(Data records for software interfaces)
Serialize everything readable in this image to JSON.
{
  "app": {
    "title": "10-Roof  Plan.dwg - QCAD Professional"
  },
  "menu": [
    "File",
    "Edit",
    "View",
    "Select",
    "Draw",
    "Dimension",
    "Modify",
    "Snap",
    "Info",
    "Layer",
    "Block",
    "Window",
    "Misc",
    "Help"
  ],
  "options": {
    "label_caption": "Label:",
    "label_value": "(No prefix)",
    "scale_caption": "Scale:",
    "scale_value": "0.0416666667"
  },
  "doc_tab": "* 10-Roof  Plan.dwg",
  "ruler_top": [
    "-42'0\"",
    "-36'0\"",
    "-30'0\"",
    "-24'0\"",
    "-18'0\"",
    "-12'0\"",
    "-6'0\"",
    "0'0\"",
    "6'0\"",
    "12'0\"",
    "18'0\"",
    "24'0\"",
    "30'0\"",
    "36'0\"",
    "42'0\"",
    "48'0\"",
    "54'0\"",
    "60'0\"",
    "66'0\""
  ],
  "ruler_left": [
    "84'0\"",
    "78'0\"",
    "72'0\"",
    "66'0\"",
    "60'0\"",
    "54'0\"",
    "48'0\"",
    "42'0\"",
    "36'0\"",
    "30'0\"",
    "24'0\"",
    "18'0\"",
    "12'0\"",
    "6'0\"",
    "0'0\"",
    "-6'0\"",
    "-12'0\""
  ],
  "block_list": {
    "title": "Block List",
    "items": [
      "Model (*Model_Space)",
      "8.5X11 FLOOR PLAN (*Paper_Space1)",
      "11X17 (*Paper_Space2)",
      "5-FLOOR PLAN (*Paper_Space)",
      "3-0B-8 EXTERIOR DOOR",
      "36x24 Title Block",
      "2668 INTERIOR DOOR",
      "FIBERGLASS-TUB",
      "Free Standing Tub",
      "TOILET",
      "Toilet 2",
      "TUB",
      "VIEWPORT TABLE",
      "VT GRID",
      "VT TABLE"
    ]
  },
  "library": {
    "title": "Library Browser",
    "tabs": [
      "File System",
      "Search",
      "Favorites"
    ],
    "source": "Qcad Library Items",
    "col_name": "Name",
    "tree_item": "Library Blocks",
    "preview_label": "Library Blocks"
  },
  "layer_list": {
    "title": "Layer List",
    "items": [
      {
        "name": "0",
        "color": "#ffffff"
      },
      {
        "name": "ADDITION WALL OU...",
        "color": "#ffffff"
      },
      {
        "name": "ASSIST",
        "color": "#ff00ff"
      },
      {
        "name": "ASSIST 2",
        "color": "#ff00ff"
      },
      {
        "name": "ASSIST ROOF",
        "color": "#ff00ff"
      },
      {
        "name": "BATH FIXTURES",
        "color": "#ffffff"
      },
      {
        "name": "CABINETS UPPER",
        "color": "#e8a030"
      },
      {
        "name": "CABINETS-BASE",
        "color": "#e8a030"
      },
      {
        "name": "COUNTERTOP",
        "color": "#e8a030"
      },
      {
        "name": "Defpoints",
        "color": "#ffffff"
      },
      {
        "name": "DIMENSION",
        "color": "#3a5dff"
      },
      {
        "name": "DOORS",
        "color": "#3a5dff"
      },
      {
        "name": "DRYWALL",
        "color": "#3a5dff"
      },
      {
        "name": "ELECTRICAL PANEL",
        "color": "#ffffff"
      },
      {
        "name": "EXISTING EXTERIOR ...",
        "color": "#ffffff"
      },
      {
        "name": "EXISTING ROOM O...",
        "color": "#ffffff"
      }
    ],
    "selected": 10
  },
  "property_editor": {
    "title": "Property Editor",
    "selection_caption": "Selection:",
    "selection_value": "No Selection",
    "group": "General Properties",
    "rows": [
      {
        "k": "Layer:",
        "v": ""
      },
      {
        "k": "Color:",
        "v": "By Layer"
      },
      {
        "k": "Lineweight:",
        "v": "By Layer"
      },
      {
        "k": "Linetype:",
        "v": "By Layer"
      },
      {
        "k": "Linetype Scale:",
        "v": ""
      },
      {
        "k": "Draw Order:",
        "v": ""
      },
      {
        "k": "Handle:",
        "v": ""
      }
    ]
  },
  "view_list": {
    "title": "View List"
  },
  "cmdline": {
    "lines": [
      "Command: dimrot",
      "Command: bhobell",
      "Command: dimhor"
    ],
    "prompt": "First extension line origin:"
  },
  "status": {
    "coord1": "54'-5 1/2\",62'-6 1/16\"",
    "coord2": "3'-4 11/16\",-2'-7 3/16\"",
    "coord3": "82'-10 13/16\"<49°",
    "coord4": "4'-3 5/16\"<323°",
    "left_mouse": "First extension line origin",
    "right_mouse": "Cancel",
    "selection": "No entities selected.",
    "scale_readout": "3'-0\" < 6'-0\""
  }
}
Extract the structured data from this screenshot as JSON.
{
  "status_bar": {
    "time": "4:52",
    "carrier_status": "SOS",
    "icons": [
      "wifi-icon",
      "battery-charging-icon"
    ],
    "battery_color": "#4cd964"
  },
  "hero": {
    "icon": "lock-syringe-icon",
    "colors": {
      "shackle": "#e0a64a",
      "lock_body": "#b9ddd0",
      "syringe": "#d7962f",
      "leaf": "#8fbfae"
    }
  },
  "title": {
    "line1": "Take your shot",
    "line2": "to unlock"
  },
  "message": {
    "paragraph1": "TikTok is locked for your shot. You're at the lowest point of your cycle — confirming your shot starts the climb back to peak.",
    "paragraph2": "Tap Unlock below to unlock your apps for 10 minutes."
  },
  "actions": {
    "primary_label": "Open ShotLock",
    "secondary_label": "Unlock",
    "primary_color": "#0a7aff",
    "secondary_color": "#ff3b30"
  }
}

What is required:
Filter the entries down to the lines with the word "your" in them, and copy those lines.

Result of this task:
    "line1": "Take your shot",
    "paragraph1": "TikTok is locked for your shot. You're at the lowest point of your cycle — confirming your shot starts the climb back to peak.",
    "paragraph2": "Tap Unlock below to unlock your apps for 10 minutes."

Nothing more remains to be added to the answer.